# Problem requirements:
Every line containing the string "vues" is to be copied from the records.

# The records:
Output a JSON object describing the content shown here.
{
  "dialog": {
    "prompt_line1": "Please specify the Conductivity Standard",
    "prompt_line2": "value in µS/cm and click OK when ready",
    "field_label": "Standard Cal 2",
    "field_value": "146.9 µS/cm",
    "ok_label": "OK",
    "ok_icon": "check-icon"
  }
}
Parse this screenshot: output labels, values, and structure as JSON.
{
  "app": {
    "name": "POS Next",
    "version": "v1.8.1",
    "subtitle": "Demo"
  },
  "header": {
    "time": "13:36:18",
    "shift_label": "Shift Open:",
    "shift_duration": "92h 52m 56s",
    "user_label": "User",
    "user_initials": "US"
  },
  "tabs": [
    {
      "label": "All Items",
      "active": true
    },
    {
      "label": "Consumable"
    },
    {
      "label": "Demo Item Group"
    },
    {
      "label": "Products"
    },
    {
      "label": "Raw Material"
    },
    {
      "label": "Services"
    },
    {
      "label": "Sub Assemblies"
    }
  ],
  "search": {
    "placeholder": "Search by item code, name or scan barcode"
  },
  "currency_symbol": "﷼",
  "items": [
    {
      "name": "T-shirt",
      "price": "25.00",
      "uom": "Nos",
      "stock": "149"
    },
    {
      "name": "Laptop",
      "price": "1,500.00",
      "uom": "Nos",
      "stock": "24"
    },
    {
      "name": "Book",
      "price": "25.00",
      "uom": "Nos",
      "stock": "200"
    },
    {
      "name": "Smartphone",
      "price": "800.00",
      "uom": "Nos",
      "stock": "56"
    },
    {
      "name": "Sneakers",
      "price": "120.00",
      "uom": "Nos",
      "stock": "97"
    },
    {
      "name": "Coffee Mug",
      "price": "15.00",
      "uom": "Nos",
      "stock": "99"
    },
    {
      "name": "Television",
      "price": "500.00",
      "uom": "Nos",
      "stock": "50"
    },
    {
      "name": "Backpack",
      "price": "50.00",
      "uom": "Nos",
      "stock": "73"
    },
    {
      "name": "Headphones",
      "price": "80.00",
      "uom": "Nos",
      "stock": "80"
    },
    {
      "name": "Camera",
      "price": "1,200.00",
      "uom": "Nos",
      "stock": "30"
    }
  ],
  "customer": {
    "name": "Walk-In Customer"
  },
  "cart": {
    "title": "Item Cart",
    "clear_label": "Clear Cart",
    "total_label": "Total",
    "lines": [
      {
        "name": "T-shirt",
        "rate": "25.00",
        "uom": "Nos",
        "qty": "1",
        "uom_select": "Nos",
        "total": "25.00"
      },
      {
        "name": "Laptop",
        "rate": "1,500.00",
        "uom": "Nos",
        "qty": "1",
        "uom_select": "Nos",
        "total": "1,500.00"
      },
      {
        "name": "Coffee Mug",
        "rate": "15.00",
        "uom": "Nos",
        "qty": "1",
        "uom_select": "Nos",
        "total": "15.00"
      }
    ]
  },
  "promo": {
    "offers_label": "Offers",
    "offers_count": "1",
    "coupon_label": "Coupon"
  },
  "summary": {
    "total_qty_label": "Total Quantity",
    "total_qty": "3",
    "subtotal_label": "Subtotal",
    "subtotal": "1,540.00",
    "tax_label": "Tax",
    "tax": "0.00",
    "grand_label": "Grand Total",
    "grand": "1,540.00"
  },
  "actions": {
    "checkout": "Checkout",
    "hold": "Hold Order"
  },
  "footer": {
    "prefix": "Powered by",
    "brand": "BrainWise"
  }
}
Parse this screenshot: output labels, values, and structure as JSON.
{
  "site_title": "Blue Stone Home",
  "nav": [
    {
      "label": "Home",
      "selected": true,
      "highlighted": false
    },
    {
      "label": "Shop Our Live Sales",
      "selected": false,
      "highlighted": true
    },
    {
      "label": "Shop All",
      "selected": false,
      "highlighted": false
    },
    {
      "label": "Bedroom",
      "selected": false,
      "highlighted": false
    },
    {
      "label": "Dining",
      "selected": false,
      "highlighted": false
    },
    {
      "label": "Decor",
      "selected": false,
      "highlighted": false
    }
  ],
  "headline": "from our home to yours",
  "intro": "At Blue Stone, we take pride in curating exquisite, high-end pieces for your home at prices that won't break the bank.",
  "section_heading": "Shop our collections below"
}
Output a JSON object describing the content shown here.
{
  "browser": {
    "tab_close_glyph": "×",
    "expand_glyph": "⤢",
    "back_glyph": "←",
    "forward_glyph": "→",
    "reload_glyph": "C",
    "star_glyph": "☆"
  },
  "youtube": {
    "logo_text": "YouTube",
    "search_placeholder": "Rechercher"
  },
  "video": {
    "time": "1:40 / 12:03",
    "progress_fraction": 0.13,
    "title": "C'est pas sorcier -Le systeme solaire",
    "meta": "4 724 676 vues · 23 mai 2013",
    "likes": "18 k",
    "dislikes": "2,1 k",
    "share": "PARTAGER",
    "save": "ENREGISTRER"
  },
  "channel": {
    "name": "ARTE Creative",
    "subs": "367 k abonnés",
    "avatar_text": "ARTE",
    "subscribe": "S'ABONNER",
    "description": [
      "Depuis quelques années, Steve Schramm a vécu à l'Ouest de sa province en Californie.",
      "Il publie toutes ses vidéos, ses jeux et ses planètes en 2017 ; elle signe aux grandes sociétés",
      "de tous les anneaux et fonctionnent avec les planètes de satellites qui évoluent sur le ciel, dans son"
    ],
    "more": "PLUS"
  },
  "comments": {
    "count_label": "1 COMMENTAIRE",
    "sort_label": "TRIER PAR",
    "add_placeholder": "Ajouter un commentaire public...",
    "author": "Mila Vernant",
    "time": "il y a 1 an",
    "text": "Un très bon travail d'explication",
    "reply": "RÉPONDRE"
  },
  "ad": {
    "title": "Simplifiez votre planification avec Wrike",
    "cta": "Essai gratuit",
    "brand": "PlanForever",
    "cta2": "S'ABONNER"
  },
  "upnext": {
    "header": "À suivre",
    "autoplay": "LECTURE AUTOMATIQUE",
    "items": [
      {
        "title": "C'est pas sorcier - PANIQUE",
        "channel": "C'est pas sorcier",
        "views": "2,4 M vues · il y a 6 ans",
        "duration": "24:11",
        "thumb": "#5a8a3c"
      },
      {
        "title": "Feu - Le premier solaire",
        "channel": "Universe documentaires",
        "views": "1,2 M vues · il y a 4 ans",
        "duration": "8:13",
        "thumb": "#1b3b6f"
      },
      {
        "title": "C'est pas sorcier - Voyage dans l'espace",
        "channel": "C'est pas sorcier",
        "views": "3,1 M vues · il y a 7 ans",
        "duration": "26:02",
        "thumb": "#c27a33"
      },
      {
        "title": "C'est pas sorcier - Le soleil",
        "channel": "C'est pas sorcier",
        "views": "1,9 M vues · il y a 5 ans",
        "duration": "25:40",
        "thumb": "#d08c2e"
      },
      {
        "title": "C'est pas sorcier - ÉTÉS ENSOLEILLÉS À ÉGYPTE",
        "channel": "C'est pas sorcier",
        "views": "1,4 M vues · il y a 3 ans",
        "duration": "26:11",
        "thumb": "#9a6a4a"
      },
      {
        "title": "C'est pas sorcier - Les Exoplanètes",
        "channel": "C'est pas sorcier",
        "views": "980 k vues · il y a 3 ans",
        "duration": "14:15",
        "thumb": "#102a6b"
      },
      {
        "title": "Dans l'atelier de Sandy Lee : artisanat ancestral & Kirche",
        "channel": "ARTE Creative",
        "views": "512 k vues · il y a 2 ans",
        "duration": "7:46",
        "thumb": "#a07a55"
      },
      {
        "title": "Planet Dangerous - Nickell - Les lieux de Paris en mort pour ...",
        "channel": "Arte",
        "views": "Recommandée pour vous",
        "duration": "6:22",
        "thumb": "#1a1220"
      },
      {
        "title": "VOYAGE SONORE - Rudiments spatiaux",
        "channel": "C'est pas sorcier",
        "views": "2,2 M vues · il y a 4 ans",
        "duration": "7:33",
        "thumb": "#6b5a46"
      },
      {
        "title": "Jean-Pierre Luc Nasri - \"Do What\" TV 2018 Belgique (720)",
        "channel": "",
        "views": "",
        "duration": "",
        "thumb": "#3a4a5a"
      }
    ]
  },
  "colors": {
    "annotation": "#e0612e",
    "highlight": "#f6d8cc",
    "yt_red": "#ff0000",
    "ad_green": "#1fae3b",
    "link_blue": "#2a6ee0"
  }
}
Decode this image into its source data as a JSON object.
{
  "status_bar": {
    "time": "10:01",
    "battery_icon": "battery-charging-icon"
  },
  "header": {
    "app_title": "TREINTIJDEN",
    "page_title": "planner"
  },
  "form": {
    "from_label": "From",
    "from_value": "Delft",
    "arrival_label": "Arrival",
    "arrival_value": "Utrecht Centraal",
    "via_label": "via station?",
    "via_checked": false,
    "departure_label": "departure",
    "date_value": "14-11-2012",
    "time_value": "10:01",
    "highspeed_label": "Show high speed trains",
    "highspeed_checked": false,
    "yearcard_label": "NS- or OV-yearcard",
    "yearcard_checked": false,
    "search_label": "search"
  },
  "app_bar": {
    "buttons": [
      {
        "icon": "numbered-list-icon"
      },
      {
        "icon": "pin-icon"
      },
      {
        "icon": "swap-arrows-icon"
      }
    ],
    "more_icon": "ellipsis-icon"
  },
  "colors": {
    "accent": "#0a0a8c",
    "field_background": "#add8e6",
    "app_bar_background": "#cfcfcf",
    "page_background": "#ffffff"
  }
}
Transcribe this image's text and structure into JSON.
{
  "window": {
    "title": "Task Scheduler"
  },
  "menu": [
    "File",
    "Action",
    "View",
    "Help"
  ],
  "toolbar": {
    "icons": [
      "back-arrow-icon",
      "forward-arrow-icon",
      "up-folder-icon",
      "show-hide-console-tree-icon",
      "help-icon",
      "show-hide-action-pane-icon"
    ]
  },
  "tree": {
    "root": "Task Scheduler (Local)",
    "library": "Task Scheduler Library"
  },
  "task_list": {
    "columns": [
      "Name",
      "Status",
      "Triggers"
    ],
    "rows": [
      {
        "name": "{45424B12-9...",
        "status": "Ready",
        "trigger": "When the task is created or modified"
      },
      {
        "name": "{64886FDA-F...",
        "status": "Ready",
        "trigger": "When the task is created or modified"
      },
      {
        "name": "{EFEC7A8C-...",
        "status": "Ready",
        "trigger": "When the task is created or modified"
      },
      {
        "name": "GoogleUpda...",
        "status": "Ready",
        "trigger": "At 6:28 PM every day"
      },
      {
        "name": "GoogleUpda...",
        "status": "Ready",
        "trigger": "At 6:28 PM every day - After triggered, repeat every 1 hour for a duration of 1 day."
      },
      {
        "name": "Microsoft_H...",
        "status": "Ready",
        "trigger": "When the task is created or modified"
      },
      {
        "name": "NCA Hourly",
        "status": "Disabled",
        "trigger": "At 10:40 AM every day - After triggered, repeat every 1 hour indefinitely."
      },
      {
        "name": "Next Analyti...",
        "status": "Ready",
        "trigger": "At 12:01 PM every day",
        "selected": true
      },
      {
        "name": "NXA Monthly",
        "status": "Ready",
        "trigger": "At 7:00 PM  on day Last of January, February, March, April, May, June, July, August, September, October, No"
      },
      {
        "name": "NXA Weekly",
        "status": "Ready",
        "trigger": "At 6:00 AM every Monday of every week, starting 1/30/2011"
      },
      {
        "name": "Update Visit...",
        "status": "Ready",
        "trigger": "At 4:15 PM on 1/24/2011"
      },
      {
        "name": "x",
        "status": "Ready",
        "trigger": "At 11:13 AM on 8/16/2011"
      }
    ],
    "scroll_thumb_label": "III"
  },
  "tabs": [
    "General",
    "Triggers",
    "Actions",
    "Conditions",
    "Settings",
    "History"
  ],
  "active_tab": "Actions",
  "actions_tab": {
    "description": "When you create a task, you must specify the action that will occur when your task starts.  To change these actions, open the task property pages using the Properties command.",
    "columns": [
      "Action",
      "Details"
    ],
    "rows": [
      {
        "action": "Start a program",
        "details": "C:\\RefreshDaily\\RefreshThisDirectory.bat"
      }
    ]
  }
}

# Exercise solution:
    "meta": "4 724 676 vues · 23 mai 2013",
        "views": "2,4 M vues · il y a 6 ans",
        "views": "1,2 M vues · il y a 4 ans",
        "views": "3,1 M vues · il y a 7 ans",
        "views": "1,9 M vues · il y a 5 ans",
        "views": "1,4 M vues · il y a 3 ans",
        "views": "980 k vues · il y a 3 ans",
        "views": "512 k vues · il y a 2 ans",
        "views": "2,2 M vues · il y a 4 ans",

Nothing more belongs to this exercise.